'Tourists have also started staying longer at the Tatopani which has further boosted tourism in the area. There are more than 10 hotels and lodges in Tatopani area'.

'Early morning, at the height of 2500 meters, in december, it is cool but hot springs are very hot. The next trekking trip at Tatopani, with yoga and hot bath will be in March 2009'.

Eric Lon and Chilime hot spring. Note the (un)dress code.

Another recent experience by Niraj Karki and published by ECS Nepal (website down) sings the charms of Chilime Tatopani:

'When we went there that fine rainy day in August, it was absolutely empty – we had a whole lodge to ourselves for which we (group of four) paid 300 rupees. The local alcohol made from fermented millet was 30 rupees for a bottle and we had the hot spring all to ourselves. I am in no way exaggerating when I say that Tatopani has been till now one of the best experiences of my life. In fact, I cannot do it justice, which is why I will not describe the sensation. It is a personal experience for everyone. I will describe the setting, and leave your mind to imagine and for yourself to discover. Imagine if you can the feeling of finding an oasis in the desert after a hard day in the sun. It’s like that reaching this place after a hike in the cold rain - the feeling of being in hot spring in a light drizzle of rain - your body placed in the melt of two extremes - the coolness of the falling rain meeting the warmth of the burning hot water, amidst a quiet, calm, tranquil surrounding bathed in a sea of mist'.
Not all hallelujah. Rameshwar Khadka reports (oh blog post gone ..., originally from 2011; oh no, originally it is from 2010 and not from wordpress but on blogger!) on a visit by the Eco Himal team to Chilime. He notes:
'The Hot spring Management Committee is responsible for managing the hot spring in Tatopani. The committee charges rupees 10 for each Nepali and rupees 50 for each foreigners to take bath in the hot spring. TRPAP constructed two pools and taps to manage the hot water. The tap for natural spring water and public toilet were also constructed. However, they are not functioning well. The team made enquiry about the natural spring water tap. The local people replied that there is a dispute in using the water in the locality. Similarly the public toilet was very dirty and it was not functioning well as there was no water supply'.
Another picture from MTB Kathmandu


At the foot of the trek to Chilime lies a lesser known hot springs. Syabrubesi (Wikipedia contends it's Syafru-besi), one of the main towns in the area, has it's own hot spring, nearby the river. More scientific info has been published on this hot spring.

'Bathing in the hot springs - Syabrubesi'

The Syabrubesi tourist information adds awesome surroundings as a component of this hot spring as well as listing that the bi-carbonate sulfate spring waters are hotter than 40 degree centigrade.

Then in Langtang valley, near Landslide Lodge (slash hotel) is another hot spring, relatively unknown.
It's not so far from Syabrubesi, though the spring itself is apparently located on the other side of the Langtang river and as such unreachable to tourists.
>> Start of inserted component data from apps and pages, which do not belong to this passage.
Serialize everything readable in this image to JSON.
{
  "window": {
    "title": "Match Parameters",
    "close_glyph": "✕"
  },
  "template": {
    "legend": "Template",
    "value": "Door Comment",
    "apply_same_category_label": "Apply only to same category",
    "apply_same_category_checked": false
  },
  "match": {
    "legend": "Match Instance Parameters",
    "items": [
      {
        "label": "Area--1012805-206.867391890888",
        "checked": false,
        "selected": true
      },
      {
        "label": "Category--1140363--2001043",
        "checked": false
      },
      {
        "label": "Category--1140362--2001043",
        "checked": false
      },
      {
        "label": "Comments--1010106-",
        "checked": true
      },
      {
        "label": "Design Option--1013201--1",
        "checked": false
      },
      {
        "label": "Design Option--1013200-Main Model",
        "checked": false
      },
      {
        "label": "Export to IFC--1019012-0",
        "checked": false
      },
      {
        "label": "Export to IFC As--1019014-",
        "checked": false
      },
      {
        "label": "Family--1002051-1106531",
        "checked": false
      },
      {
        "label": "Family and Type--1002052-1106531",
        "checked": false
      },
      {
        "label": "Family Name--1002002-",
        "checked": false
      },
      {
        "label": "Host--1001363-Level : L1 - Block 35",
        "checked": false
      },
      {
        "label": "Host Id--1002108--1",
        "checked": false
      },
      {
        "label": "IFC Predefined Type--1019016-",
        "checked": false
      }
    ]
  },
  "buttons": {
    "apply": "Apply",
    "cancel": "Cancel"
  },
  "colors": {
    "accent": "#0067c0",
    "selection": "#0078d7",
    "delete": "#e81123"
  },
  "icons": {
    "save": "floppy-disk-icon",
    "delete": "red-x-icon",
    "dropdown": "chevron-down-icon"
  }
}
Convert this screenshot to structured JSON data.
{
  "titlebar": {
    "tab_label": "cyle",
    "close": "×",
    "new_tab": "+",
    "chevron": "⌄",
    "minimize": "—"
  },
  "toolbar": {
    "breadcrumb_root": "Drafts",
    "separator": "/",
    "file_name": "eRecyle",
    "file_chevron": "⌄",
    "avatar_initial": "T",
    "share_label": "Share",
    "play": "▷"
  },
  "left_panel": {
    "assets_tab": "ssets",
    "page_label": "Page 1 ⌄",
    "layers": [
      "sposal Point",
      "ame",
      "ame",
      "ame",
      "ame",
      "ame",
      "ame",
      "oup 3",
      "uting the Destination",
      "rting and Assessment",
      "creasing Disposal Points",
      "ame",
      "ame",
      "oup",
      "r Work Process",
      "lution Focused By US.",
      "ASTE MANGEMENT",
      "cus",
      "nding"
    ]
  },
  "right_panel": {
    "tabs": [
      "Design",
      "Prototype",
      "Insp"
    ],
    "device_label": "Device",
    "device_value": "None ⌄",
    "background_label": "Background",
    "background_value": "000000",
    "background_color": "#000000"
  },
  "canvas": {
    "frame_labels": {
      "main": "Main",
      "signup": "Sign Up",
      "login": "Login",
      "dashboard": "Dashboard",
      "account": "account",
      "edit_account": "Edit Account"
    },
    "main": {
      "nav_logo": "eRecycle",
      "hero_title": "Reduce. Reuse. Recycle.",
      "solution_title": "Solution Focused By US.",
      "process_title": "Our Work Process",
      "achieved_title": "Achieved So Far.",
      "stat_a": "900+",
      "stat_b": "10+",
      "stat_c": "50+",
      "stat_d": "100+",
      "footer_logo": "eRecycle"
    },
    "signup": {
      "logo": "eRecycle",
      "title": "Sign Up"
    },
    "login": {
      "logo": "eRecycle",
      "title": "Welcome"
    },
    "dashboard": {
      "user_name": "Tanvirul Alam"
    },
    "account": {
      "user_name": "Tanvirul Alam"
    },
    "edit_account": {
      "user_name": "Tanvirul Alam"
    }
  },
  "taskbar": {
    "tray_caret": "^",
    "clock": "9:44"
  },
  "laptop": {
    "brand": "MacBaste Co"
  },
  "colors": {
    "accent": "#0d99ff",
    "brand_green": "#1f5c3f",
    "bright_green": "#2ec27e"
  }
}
Sources describe this as
'... a small hot spring on the opposite river bank at 1810 meter'.
Into thin air does manage to find this hot spring and posts his photo (with low resolution):
'On the way down we discovered these Hot Springs -- Bliss !!!!! '
Then there is most probably a hot spring half a days walk north of Syabrubesi into the restricted area of Rasuwagadi. Unfortunately my only proof of this is a map with a Tatopani due north. Possibly it could well be the hot spring of Syabrubesi itself. 

[update June 2013]